To celebrate Women’s History Month, we’re featuring items from the PWP Archives* each day on this blog. In looking back, we see not only where we started, but how far photography, women, and the world have come since 1975.
When I first saw the PWP archives in 2009, I almost fainted. The storage unit where they were kept was jammed from top to bottom with lightning fixtures, old exhibition signs, bags of paper plates and party napkins, folders filled with yellowing documents, postcards and publications, some disintegrating into powder. It felt like an episode of Extreme Hoarders, with me in a starring role. I was new to the PWP board and this wasn’t what I expected. Waves of shock, anger, fury and rage swept over me.
When they subsided—somewhat—I looked again and realized that in those papers was the story of another time. The 1970s and 80s when PWP got going don’t seem that long ago—not long enough to be history, yet they are.
In the archive was a picture of photography before the digital bang, when serious meant black-and-white, large was 11″x14″, and photo processing labs dotted Chelsea. It was a time when spreading the word meant putting words down on paper, probably with a typewriter. If you wanted to add a picture and create a flyer, you had to futz around with Scotch tape, then erase any telltale lines with a daub or two of correction fluid. It was actual, not virtual, because in 1975, unless you were involved with the Homebrew Club in Menlo Park, California, you didn’t have a personal computer. There was no social media because there was no Internet, only sixty-odd nodes of something called the ARPANET, a government-sponsored project linking large frame computers at high-tech schools.
But the digital wave was coming. The PWP archive tells of women entering photography, of photography rising in the art world, but most of all, it shows the granular sweep of tech into every aspect of modern life. It changed how we think and how we do things.
Looking at dingy PWP show cards from the 1970s I thought how easy it was for me to fine-tune contrast and color on my Mac. I thought about the many font choices I had, even the ability to adjust spacing between individual letters. I was a proud digital girl, maybe too proud. It stunned and humbled me.
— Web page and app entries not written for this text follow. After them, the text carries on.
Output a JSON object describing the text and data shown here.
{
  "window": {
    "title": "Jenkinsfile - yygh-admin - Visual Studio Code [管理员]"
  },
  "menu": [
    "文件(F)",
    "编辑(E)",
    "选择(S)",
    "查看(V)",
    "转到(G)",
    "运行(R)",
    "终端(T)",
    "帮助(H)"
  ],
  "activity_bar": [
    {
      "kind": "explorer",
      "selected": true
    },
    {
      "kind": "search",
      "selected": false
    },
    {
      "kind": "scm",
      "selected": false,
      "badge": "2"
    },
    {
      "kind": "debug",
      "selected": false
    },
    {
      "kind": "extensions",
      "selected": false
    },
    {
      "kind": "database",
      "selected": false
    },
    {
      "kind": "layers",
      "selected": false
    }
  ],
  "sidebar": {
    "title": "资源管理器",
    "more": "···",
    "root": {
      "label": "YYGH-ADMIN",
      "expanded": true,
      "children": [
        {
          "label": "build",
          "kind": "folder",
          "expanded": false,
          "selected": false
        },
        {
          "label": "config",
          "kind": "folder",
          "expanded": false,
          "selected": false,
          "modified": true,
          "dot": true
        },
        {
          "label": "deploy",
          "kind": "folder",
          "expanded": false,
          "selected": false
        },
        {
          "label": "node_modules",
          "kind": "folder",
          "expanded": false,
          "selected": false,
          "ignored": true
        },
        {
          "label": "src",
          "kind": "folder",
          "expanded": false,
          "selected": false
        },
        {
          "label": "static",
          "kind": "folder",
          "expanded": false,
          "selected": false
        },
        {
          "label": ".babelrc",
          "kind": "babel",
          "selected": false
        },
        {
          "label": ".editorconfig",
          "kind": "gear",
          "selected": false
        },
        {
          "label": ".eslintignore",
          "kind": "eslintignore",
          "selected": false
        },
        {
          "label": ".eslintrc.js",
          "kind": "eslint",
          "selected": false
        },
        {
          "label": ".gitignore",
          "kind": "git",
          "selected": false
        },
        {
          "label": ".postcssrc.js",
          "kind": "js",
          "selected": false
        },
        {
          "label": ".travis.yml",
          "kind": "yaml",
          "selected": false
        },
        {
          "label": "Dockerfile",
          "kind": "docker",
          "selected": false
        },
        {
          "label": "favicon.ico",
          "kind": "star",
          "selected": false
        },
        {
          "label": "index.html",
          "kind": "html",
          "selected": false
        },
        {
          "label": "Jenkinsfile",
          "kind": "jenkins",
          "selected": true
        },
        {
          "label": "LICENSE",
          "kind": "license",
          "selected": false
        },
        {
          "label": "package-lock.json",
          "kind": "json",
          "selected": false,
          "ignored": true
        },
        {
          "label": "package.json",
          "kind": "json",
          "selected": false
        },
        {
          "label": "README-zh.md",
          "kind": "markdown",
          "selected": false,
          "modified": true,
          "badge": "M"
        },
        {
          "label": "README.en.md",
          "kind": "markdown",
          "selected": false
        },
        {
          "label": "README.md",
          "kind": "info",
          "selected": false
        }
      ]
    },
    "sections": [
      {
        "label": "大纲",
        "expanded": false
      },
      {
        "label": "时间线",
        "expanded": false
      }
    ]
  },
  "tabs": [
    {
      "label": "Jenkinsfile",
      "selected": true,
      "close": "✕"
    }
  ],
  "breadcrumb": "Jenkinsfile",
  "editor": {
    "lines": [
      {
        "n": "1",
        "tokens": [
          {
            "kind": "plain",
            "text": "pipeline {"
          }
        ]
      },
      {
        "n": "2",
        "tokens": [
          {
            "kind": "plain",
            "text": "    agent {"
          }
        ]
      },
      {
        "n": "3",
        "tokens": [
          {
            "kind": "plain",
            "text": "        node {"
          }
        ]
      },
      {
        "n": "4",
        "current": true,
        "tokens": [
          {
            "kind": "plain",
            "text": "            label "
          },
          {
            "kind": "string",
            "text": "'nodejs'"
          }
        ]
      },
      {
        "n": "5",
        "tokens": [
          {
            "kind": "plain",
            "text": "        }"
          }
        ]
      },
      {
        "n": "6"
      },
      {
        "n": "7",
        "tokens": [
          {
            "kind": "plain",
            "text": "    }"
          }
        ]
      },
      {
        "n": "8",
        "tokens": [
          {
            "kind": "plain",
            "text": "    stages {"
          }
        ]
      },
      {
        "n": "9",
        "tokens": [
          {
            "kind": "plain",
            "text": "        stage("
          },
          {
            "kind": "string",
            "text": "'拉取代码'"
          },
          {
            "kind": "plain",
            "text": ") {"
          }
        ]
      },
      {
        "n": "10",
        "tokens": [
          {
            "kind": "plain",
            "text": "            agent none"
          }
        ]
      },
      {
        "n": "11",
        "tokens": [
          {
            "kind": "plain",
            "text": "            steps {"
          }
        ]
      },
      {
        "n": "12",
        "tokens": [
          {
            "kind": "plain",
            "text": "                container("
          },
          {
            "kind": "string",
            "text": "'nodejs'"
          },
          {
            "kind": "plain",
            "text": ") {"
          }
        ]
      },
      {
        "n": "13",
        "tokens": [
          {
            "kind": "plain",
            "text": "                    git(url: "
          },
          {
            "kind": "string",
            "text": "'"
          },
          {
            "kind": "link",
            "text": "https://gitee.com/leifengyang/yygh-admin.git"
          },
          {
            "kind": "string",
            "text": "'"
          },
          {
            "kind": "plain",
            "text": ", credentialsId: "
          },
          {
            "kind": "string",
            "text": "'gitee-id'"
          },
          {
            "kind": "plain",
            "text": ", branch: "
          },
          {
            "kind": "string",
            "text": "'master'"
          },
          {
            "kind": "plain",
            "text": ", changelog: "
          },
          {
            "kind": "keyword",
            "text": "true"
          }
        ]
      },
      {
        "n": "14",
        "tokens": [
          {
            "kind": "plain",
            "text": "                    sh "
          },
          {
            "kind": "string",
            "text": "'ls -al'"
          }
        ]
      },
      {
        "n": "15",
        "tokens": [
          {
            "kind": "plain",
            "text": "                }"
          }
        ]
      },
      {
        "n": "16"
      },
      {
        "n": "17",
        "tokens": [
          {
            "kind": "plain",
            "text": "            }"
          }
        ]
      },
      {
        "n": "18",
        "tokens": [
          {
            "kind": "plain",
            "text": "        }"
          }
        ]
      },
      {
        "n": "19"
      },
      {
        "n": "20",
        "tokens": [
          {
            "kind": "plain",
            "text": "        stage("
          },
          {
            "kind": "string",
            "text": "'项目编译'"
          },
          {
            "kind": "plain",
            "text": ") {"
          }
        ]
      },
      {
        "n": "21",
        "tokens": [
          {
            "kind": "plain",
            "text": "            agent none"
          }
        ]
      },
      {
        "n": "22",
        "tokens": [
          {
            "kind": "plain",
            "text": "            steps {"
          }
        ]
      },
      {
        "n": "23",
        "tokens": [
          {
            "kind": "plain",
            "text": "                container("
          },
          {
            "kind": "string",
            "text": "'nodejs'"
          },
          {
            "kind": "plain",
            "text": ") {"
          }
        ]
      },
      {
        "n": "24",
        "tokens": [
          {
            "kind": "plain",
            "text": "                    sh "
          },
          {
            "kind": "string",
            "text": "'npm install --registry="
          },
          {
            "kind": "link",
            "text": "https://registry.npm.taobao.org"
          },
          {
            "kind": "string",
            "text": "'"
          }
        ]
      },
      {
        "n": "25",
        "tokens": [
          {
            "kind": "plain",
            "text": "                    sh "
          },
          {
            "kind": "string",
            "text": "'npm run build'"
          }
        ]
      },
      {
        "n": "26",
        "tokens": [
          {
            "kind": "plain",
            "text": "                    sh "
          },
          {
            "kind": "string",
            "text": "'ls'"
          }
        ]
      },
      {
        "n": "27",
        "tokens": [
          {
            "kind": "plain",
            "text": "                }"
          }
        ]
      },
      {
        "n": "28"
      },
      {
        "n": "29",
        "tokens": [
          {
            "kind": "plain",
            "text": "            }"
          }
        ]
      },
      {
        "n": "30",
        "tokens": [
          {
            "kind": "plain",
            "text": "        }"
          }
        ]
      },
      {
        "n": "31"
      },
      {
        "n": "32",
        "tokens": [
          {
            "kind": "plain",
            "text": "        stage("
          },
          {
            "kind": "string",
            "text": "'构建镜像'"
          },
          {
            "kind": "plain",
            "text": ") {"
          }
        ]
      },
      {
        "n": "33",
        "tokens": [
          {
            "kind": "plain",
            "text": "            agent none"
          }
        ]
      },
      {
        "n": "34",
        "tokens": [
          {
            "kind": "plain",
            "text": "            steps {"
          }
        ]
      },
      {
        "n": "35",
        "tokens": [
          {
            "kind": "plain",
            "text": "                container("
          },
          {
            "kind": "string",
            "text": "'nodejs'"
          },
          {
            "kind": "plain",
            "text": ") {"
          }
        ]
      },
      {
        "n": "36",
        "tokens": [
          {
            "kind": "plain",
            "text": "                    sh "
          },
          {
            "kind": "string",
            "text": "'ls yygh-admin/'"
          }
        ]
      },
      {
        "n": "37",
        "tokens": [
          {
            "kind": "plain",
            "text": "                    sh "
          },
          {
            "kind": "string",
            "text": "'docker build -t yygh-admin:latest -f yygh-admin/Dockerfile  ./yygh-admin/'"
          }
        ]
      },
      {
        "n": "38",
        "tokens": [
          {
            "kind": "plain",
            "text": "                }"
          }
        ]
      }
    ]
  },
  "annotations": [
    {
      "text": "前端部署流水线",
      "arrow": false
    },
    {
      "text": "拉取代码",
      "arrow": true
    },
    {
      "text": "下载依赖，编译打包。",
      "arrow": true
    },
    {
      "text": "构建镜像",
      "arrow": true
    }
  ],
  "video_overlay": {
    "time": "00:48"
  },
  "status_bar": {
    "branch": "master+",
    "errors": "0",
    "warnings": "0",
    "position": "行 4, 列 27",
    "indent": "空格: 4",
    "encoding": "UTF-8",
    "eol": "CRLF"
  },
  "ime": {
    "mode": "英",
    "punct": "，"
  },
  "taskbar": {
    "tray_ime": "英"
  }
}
I reached out to early PWP leaders like Dannielle Hayes and Dianora Niccolini, heard stories of how they struggled to break into the field and get attention for their work. I thought about how easy it was for me to search online for opportunities, and when those opportunities came, how easy it was to spread the word on Facebook, Instagram and Twitter. No paper, no Wite-Out, no tape.
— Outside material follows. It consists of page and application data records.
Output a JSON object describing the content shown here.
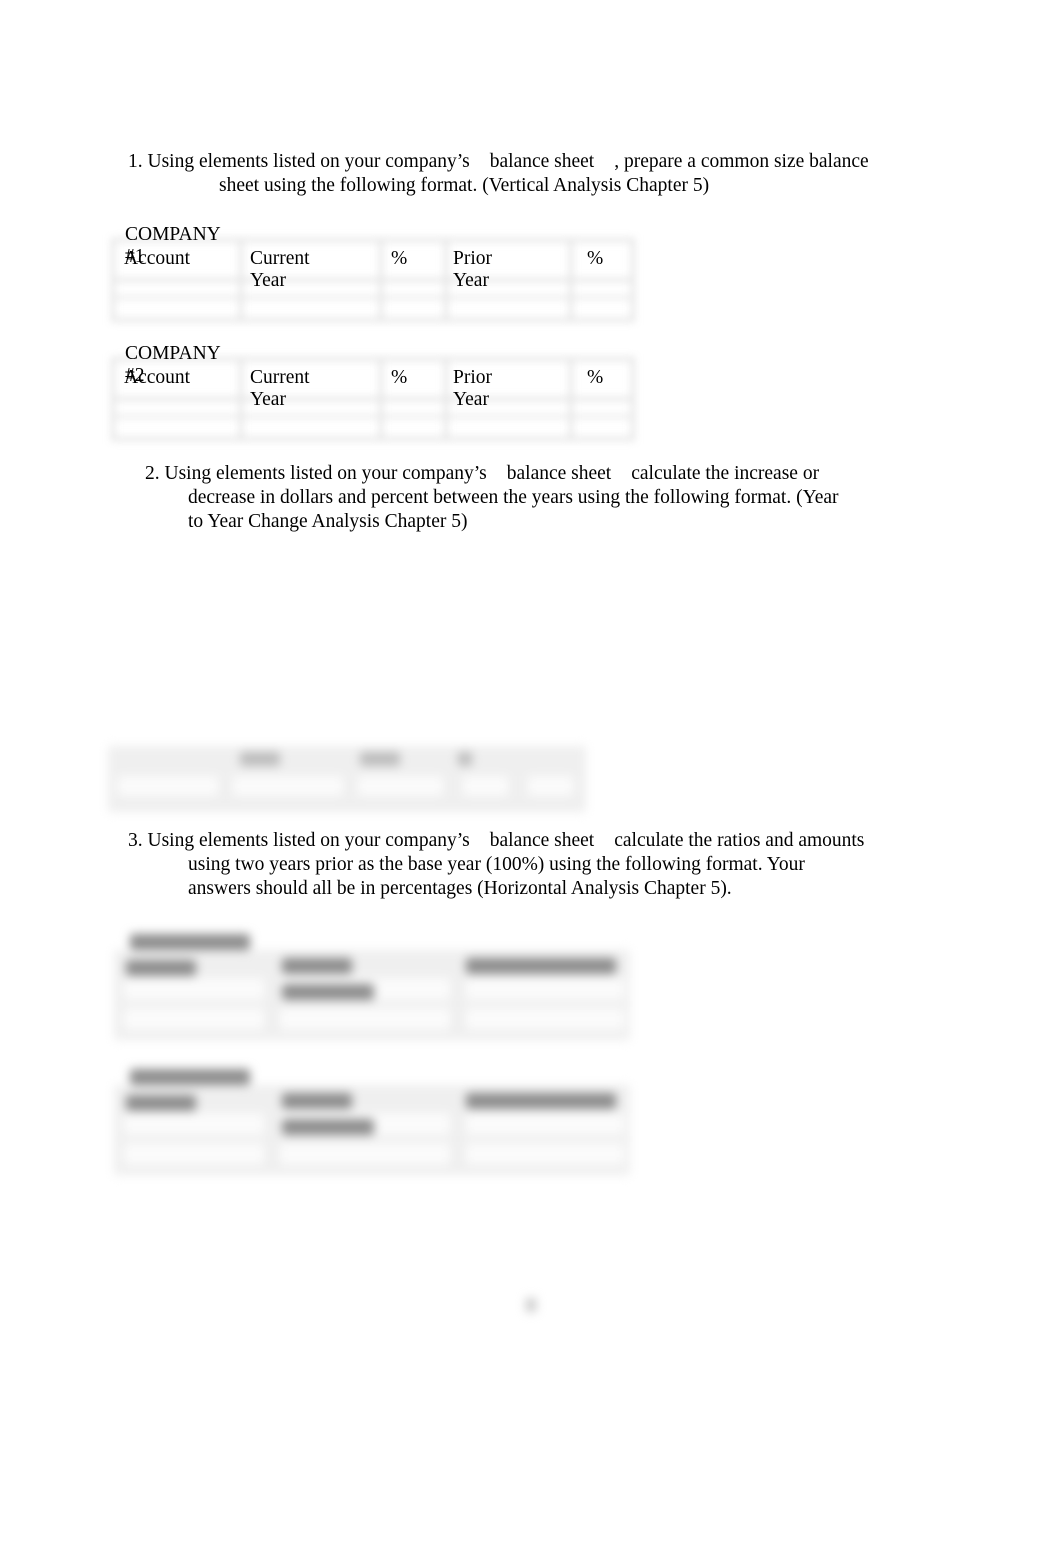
{
  "document": {
    "questions": [
      {
        "number": "1.",
        "line1_a": "Using elements listed on your company’s",
        "line1_b": "balance sheet",
        "line1_c": ", prepare a common size balance",
        "line2": "sheet using the following format. (Vertical Analysis Chapter 5)"
      },
      {
        "number": "2.",
        "line1_a": "Using elements listed on your company’s",
        "line1_b": "balance sheet",
        "line1_c": "calculate the increase or",
        "line2": "decrease in dollars and percent between the years using the following format. (Year",
        "line3": "to Year Change Analysis Chapter 5)"
      },
      {
        "number": "3.",
        "line1_a": "Using elements listed on your company’s",
        "line1_b": "balance sheet",
        "line1_c": "calculate the ratios and amounts",
        "line2": "using two years prior as the base year (100%) using the following format. Your",
        "line3": "answers should all be in percentages (Horizontal Analysis Chapter 5)."
      }
    ],
    "vertical_tables": [
      {
        "title": "COMPANY #1",
        "columns": [
          "Account",
          "Current Year",
          "%",
          "Prior Year",
          "%"
        ]
      },
      {
        "title": "COMPANY #2",
        "columns": [
          "Account",
          "Current Year",
          "%",
          "Prior Year",
          "%"
        ]
      }
    ]
  }
}
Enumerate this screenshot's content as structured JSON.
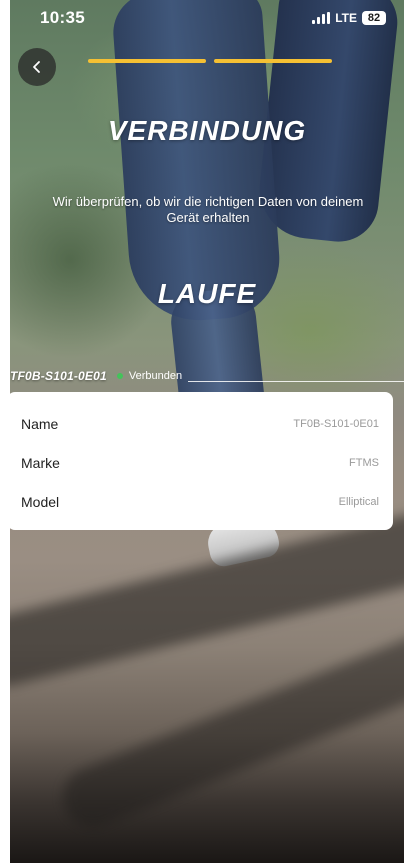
{
  "status_bar": {
    "time": "10:35",
    "network": "LTE",
    "battery": "82"
  },
  "progress": {
    "steps_total": 2,
    "steps_completed": 2,
    "color": "#f5c033"
  },
  "header": {
    "title": "VERBINDUNG",
    "subtitle": "Wir überprüfen, ob wir die richtigen Daten von deinem Gerät erhalten"
  },
  "activity": {
    "title": "LAUFE"
  },
  "device": {
    "id": "TF0B-S101-0E01",
    "status": "Verbunden",
    "status_color": "#43c35a"
  },
  "details": {
    "rows": [
      {
        "label": "Name",
        "value": "TF0B-S101-0E01"
      },
      {
        "label": "Marke",
        "value": "FTMS"
      },
      {
        "label": "Model",
        "value": "Elliptical"
      }
    ]
  },
  "icons": {
    "back": "chevron-left-icon",
    "signal": "signal-bars-icon",
    "battery": "battery-icon"
  }
}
I began to see things from a wider perspective, and realized that history isn’t just dry words in books, it’s all around us and with us every day. Before an age disappears into memory then dust, it is filled with people and life.
In the rush of progress, in the astonishing beauty of what is now possible in photography, it’s easy to overlook the women who founded PWP and those who wrote so poignantly to it. It’s easy to forget their struggles in our own. Yet they made it better for those who came after, reminding us that lives and actions, however small, matter and add up.
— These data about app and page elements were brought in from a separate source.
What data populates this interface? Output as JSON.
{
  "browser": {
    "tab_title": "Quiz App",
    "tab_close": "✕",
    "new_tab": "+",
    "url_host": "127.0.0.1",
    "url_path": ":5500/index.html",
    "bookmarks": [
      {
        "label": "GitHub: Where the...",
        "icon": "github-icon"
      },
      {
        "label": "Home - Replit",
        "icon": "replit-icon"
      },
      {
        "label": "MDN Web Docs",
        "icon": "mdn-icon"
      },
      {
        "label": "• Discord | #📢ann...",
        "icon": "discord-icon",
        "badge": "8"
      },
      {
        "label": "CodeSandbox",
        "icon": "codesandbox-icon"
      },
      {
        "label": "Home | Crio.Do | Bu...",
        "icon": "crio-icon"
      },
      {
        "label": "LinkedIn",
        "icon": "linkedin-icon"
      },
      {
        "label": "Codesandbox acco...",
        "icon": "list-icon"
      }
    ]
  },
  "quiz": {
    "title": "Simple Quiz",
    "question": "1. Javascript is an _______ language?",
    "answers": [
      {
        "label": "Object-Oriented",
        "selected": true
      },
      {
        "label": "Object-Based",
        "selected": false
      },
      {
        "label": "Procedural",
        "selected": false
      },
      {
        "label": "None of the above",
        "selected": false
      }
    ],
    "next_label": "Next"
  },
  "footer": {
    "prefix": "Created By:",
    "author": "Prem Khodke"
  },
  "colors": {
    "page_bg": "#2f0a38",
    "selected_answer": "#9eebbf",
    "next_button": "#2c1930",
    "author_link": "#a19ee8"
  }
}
Major joints of history are clear, connective tissue less so, and for too long too many, including women, have been left out. To understand people and their culture, we collect and preserve, but to do that, first need to see their human worth. PWP would like to thank curator Randy Gue and Emory University’s Rose Library for the transformative gift of acknowledgment. We are humbled by it and deeply proud.
Many thanks to Donna Rocco and Vanetta Myers for their expert help with social media; President Fredda Gordon for her enthusiasm and support; Darleen Rubin and Meryl Meisler for giving so generously of their thoughts, time, and wonderful pictures; Stephanie Cohen for her iconic images of PWP; and Dianora Niccolini and Dannielle Hayes for setting something in motion that has touched many lives and continues to this day.
– Catherine Kirkpatrick
*The PWP Archives were acquired by the Stuart A. Rose Manuscript, Archives, & Rare Book Library of Emory University
Links to all the 30 For 30 Women’s History Month blogs: